DIY Furniture: Bathroom Cabinet Design

Enter MOTHER’s woodworkers. Our contribution to the war
against inch hospital decor inch is a DIY bathroom cabinet design made from oak that has enough
storage space to cache a lifetime supply of pills, blades,
and toiletries. The two outer mirrors hinge on the inside,
so they can be swung inward for proper primping.
And — unlike some three-mirror models we’ve
seen — the center door is also hinged to allow access
to the compartment behind. (See the diagram of the bathroom cabinet design in the image gallery)

Why These Dimensions?

Though we chose to mount our medicine cabinet on the
surface of the wall, the 44 inch width makes it comparatively
easy to recess the unit into a conventional 2 by 4 stud
wall. One or two studs must be cut, and headers have to be
installed above and below the cabinet. (To meet your local
code, you may need to double-frame the jambs and headers in
load-bearing walls.) Then the gap on each side of the
cabinet will allow shimming to correct for out-of-plumb
studs. (If you don’t get the cabinet plumb, the doors will
swing open to remind you.) Although the 3-7/8 inch stock width
on the cabinet frame may seem a little odd at first, it
will allow the main frame to recess into a standard 3-1/2 inch wall with 3/8 inch drywall so that the rear of the cabinet is
flush with the adjoining wall. However, if you are
recessing the cabinet into a wall with a thicker drywall or
into a plumbing wall (which has thicker studs), you’ll want
to back the cabinet with 1/8 inch lauan or Masonite, instead of
installing the cleat shown in the illustration. (Otherwise,
your Contact may be swallowed up by your stud wall.)

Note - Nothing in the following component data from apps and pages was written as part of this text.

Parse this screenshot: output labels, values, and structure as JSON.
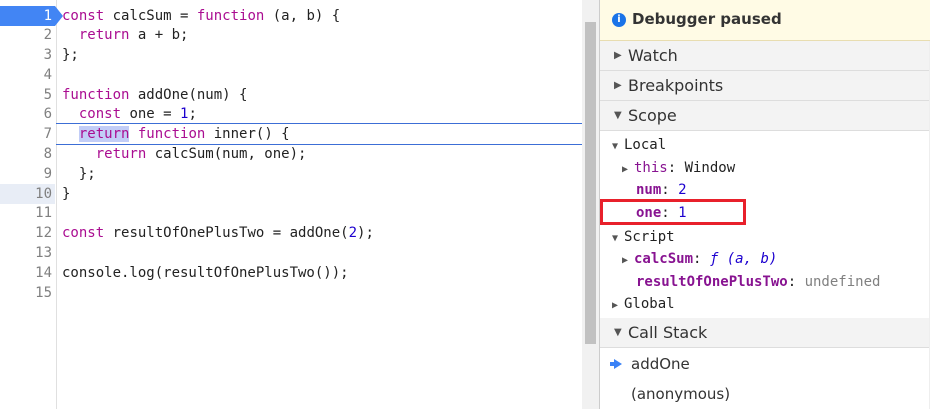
{
  "editor": {
    "gutter": [
      "1",
      "2",
      "3",
      "4",
      "5",
      "6",
      "7",
      "8",
      "9",
      "10",
      "11",
      "12",
      "13",
      "14",
      "15"
    ],
    "lines": [
      [
        {
          "t": "const calcSum = ",
          "c": "kwmix"
        }
      ],
      [],
      [],
      [],
      [],
      [],
      [],
      [],
      [],
      [],
      [],
      [],
      [],
      [],
      []
    ],
    "code": {
      "l1_kw": "const",
      "l1_rest": " calcSum = ",
      "l1_kw2": "function",
      "l1_end": " (a, b) {",
      "l2_kw": "return",
      "l2_rest": " a + b;",
      "l3": "};",
      "l5_kw": "function",
      "l5_rest": " addOne(num) {",
      "l6_kw": "const",
      "l6_rest": " one = ",
      "l6_num": "1",
      "l6_end": ";",
      "l7_kw": "return",
      "l7_kw2": "function",
      "l7_rest": " inner() {",
      "l8_kw": "return",
      "l8_rest": " calcSum(num, one);",
      "l9": "};",
      "l10": "}",
      "l12_kw": "const",
      "l12_rest": " resultOfOnePlusTwo = addOne(",
      "l12_num": "2",
      "l12_end": ");",
      "l14": "console.log(resultOfOnePlusTwo());"
    }
  },
  "debugger": {
    "paused_label": "Debugger paused",
    "info_glyph": "i",
    "sections": {
      "watch": "Watch",
      "breakpoints": "Breakpoints",
      "scope": "Scope",
      "call_stack": "Call Stack"
    },
    "scope": {
      "local_label": "Local",
      "this_name": "this",
      "this_value": "Window",
      "num_name": "num",
      "num_value": "2",
      "one_name": "one",
      "one_value": "1",
      "script_label": "Script",
      "calcsum_name": "calcSum",
      "calcsum_value": "ƒ (a, b)",
      "result_name": "resultOfOnePlusTwo",
      "result_value": "undefined",
      "global_label": "Global"
    },
    "call_stack": [
      "addOne",
      "(anonymous)"
    ],
    "colors": {
      "accent": "#4285f4",
      "highlight_box": "#e8202b",
      "paused_bg": "#fffbe5"
    }
  }
}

A Couple of DIY Tips

There are several possible approaches to cutting the joints
for the cabinet, but a table saw with an adjustable dado
really makes the work go quickly. You’d set the dado for a
3/4 inch width to cut the frame grooves, 5/8 inch for the shelf
track grooves, and 1/2 inch for the mirror recesses and the
mortises and tenons at the door corners. Don’t let the door
joints intimidate you; they’re much easier to make than
they seem to be at first glance. One hint, though: If you
use softwood, make the ripped mirror recesses after doing
the crosscutting, because there’s a greater likelihood of
tearout when crosscutting.

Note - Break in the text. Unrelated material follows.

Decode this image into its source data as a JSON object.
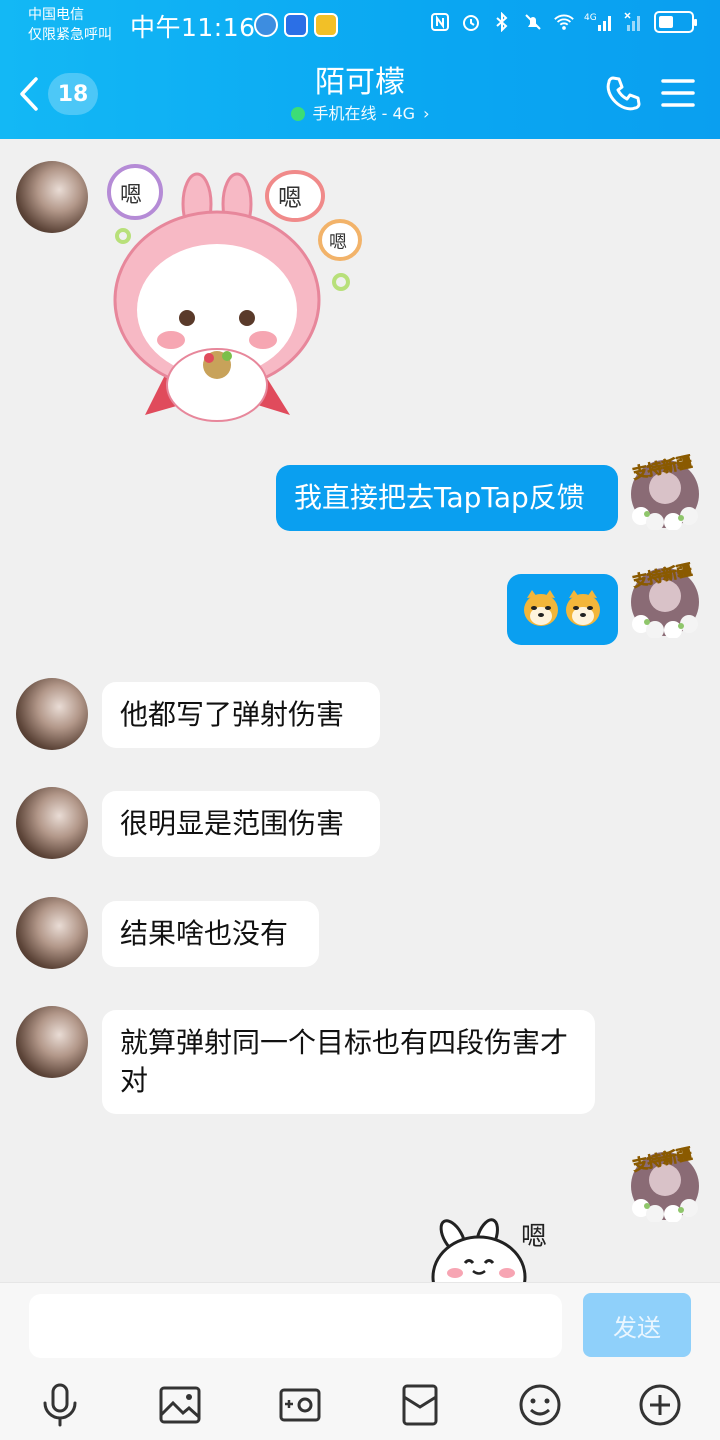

Also, if you decide to surface — mount the medicine
chest, check the wall to see if it’s flat before you hang
the cabinet. Many a drywall has bows or waves that are hard
to see until something flat is set against it. If your wall
does turn out to have this problem, try installing a second
cleat at the bottom of the cabinet between the frame members
for the center compartment will be sufficient — so that
you can pull the bottom and the top of the frame firmly
against the wall. Locate the studs, and anchor the cabinet
to them with No. 12 by 2 1/4 inch screws.

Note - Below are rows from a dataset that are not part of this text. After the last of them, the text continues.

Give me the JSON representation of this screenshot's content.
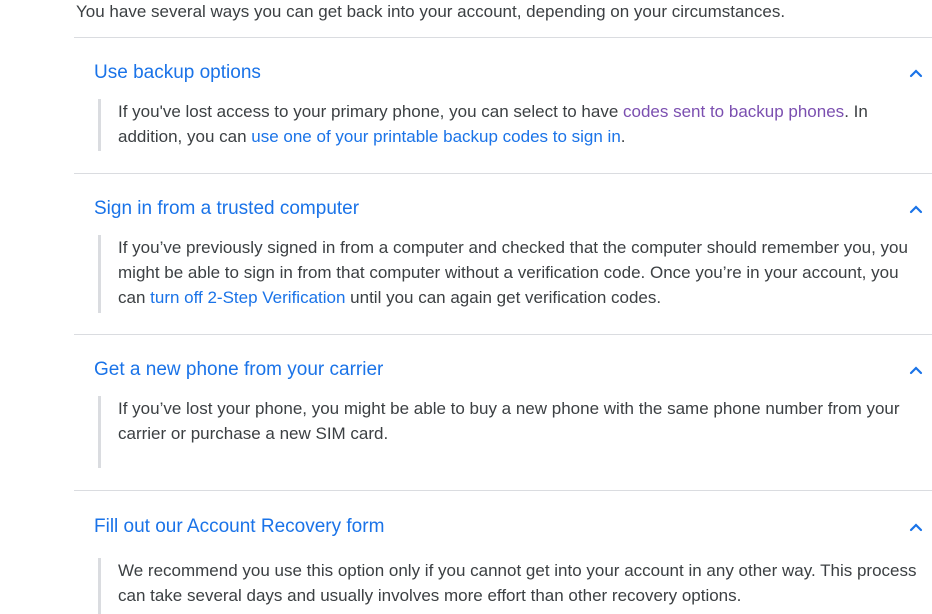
{
  "intro_text": "You have several ways you can get back into your account, depending on your circumstances.",
  "colors": {
    "accent": "#1a73e8",
    "visited_link": "#7b4fb0",
    "body_text": "#3c4043",
    "divider": "#dadce0"
  },
  "sections": [
    {
      "title": "Use backup options",
      "expanded": true,
      "body": {
        "t1": "If you've lost access to your primary phone, you can select to have ",
        "link1": "codes sent to backup phones",
        "t2": ". In addition, you can ",
        "link2": "use one of your printable backup codes to sign in",
        "t3": "."
      }
    },
    {
      "title": "Sign in from a trusted computer",
      "expanded": true,
      "body": {
        "t1": "If you’ve previously signed in from a computer and checked that the computer should remember you, you might be able to sign in from that computer without a verification code. Once you’re in your account, you can ",
        "link1": "turn off 2-Step Verification",
        "t2": " until you can again get verification codes."
      }
    },
    {
      "title": "Get a new phone from your carrier",
      "expanded": true,
      "body": {
        "t1": "If you’ve lost your phone, you might be able to buy a new phone with the same phone number from your carrier or purchase a new SIM card."
      }
    },
    {
      "title": "Fill out our Account Recovery form",
      "expanded": true,
      "body": {
        "t1": "We recommend you use this option only if you cannot get into your account in any other way. This process can take several days and usually involves more effort than other recovery options."
      }
    }
  ],
  "icons": {
    "chevron": "chevron-up-icon"
  }
}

Replicating Off the Shelf Bathroom Cabinet Design

We had a tough time settling on a material to make the
shelves. Many commercial cabinets have beveled,
double-strength glass shelves, but we were too nervous
about prying little hands to use anything that might
shatter. What we really wanted was tempered glass.
Unfortunately, our area glass distributor wanted $8.00 for
each cut (the glass is actually cut and then tempered),
bringing the total hardware bill to well over a hundred
bucks. We cut the cost of materials, excluding lumber, to
$63.79 by using clear 1/4 inch acrylic glazing (often known by
the brand name Plexiglas). The plastic will scratch in
time, but it’s safe.

Bathroom Cabinet Finish

The humid environment of a bathroom can produce dramatic
expansion problems in woodwork. With this in mind, we set
aside our favored oil finish and applied polyurethane
varnish to our medicine cabinet.

Minwax natural stain helped accentuate the grain of the
oak, and three thorough coats of the plastic finish were
applied on top of that. The goal of finishing, in this
case, is to seal the wood as much as possible, so that
changing humidity won’t alter the wood’s moisture content
and loosen joints from the continual expansion and
shrinkage encountered in the ever-changing bathroom
environment.

“Good Morning, Mirror!”

For many of us, the first few minutes of a new day aren’t
the easiest. If you’re a member of the morning fog clan,
perhaps it will help to contemplate a fine example of your
own handiwork when you reach for your toothbrush.

Need Help? Call 1-800-234-3368